PROBLEM TO WORK ON:
Provide only the number of lines below that hold "downloads".

Collected data entries:
# # # # # # #

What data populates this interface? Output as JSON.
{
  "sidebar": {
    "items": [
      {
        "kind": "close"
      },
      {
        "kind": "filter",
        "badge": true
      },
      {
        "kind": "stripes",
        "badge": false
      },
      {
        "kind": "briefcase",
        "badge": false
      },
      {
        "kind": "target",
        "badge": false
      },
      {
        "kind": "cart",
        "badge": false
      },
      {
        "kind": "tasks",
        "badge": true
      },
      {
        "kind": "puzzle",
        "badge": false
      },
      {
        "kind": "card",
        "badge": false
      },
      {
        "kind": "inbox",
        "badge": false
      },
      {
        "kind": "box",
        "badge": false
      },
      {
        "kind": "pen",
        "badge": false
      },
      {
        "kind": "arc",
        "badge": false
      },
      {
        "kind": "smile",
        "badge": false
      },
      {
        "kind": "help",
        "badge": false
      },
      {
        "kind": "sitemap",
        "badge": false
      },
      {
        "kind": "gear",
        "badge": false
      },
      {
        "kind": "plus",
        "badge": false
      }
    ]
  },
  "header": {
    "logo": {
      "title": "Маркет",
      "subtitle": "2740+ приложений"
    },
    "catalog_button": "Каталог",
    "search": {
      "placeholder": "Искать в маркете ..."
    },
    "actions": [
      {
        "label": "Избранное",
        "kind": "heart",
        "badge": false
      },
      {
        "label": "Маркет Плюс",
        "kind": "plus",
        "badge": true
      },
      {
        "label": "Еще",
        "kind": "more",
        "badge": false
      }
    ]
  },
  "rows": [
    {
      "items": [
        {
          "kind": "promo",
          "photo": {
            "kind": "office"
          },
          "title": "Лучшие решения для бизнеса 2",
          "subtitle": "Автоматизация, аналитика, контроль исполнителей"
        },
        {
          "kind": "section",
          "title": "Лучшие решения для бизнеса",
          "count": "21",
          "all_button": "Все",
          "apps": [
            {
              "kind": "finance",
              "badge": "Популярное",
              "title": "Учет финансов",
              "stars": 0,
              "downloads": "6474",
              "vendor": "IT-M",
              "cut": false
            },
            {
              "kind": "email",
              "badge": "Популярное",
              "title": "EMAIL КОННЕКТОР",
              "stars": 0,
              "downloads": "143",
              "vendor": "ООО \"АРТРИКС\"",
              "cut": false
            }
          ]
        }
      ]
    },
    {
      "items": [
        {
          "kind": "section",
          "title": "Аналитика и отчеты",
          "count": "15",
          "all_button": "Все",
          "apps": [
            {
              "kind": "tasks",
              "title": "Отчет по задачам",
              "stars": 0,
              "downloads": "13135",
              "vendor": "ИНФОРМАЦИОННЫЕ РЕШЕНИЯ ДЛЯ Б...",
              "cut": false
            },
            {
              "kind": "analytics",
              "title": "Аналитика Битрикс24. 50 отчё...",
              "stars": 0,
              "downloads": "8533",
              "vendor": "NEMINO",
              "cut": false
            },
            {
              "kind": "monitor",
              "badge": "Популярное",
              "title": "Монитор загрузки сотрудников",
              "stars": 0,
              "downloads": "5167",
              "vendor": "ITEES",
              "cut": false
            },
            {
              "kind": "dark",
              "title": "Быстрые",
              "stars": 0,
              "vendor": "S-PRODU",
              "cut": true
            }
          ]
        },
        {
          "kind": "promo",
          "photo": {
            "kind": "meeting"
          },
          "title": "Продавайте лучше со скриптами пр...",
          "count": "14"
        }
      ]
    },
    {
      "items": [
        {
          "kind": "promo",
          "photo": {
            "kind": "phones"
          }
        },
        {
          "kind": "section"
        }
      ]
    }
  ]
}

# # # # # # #

EXERCISE ANSWER:
5